Roughly speaking the management world splits into two camps: the traditionalists and the realists.

The traditionalists think that this is a battle which can still be won. They have 3 year strategies, roadmaps, user segmentation models, and a pile of technology such as device management tools, HVDs and virtualisation which they throw at their unfortunate users. They (finally and reluctantly) admitted they can’t stop iPhone but they’re busy building walls around what the users can do with it. They’re a bit like the philosophers in the Hitchikers Guide to the Galaxy, they want rigidly defined areas of doubt and uncertainty safely corralled within a neatly controlled universe.

The realists appreciate that the entire universe has become an area of doubt and uncertainty; control is no longer an option. Strategic segmentation models to define what facilities users need for their work are futile when new devices and services are emerging every month, the very nature of work is changing to become more autonomous, and adhocracies invent processes on the fly. Users – particularly knowledge workers – are saying: “I need new tools to do my job in new ways, and who cares if I downloaded them from an app store. I’m the one paying your salary and it’s unacceptable for the business to under-perform just to fit your outdated view of the world”. Realists are the inverse of the philosophers, they may implement a few rigidly controlled areas of certainty but they’re the exception rather than the rule.

Like many polarised conflicts neither side is entirely correct, but the world is shifting towards the realists...
The Gartner managed diversity model for mobile IT support has certainly influenced my thinking.

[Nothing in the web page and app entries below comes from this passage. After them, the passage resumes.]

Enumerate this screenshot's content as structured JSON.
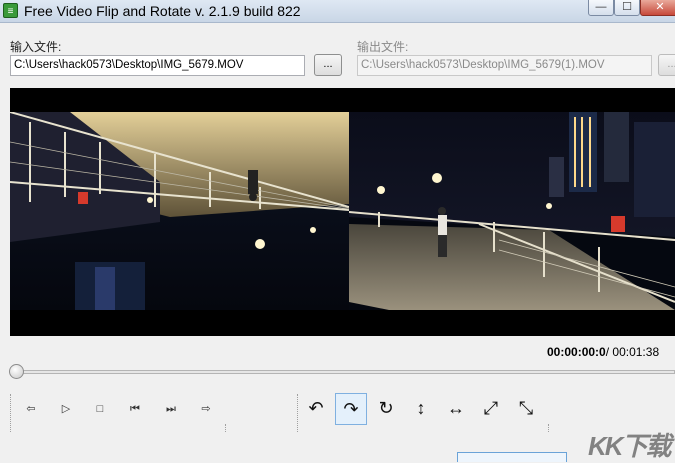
{
  "window": {
    "title": "Free Video Flip and Rotate  v. 2.1.9 build 822",
    "app_icon_glyph": "≡",
    "min_glyph": "—",
    "max_glyph": "☐",
    "close_glyph": "✕"
  },
  "input": {
    "label": "输入文件:",
    "value": "C:\\Users\\hack0573\\Desktop\\IMG_5679.MOV",
    "browse_label": "..."
  },
  "output": {
    "label": "输出文件:",
    "value": "C:\\Users\\hack0573\\Desktop\\IMG_5679(1).MOV",
    "browse_label": "..."
  },
  "playback": {
    "current_time": "00:00:00:0",
    "separator": "/",
    "total_time": "00:01:38",
    "position": 0,
    "controls": [
      {
        "name": "step-back-button",
        "glyph": "⇦"
      },
      {
        "name": "play-button",
        "glyph": "▷"
      },
      {
        "name": "stop-button",
        "glyph": "□"
      },
      {
        "name": "prev-frame-button",
        "glyph": "⏮"
      },
      {
        "name": "next-frame-button",
        "glyph": "⏭"
      },
      {
        "name": "step-forward-button",
        "glyph": "⇨"
      }
    ]
  },
  "transforms": [
    {
      "name": "rotate-left-button",
      "glyph": "↶"
    },
    {
      "name": "rotate-right-button",
      "glyph": "↷"
    },
    {
      "name": "rotate-180-button",
      "glyph": "↻"
    },
    {
      "name": "flip-vertical-button",
      "glyph": "↕"
    },
    {
      "name": "flip-horizontal-button",
      "glyph": "↔"
    },
    {
      "name": "diagonal-flip-button",
      "glyph": "⤢"
    },
    {
      "name": "anti-diagonal-flip-button",
      "glyph": "⤡"
    }
  ],
  "active_transform": 1,
  "bottom": {
    "faint_text": "",
    "watermark": "KK下载"
  },
  "colors": {
    "sky": "#0b0d1a",
    "ceiling_light": "#d8c28a",
    "water": "#0d1424",
    "rail": "#e7e2cf",
    "walkway": "#8a8270"
  }
}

I gave my take on it at our Futures Cafe last November. It included one Douglas Adams reference and a lot of restaurants, but not the one at the End of The Universe.

Here's something I wrote this morning, trying to establish the ground rules for our student laptop clinic:
We are happy to look at almost any hardware at the clinic, doesn't really matter if it is a laptop, netbook or iPad. The deal is:
  1. we commit to look at something, even if we think we can't help we don't dismiss problems out of hand,
  2. in exchange users understand there is no guarantee that we can resolve the issues,
  3. users meet us halfway - they don't dump problems on us, we work with them on it and they learn in the process, and can finish fixing it themselves when we've pointed them in the right direction,
  4. problems are contained within a fixed resource (time and staffing), they don't sprawl. Clinic finishes at 5pm prompt whether problem is fixed or not.
and on our forthcoming GetSatisfaction community support site for Mobile IT:
  1.  we have a willingness to engage with problems, and not dismiss them,
  2.  users understand we don't have all the answers and can't solve everything,
  3.  a contained forum, at a slight distance from the more guaranteed support mechanisms,
  4.  we work with users to produce answers together.

Hmmm. Am I being a traditionalist or a realist here? It rather looks as if I too want rigidly defined areas of doubt and uncertainty.

Perhaps I'm a pragmatist, recognising that a few such areas are all we can achieve in our current organisational context. If these work and prove themselves, then I may in time win the argument, and we'll let uncertainty take over Life, the Universe & Everything.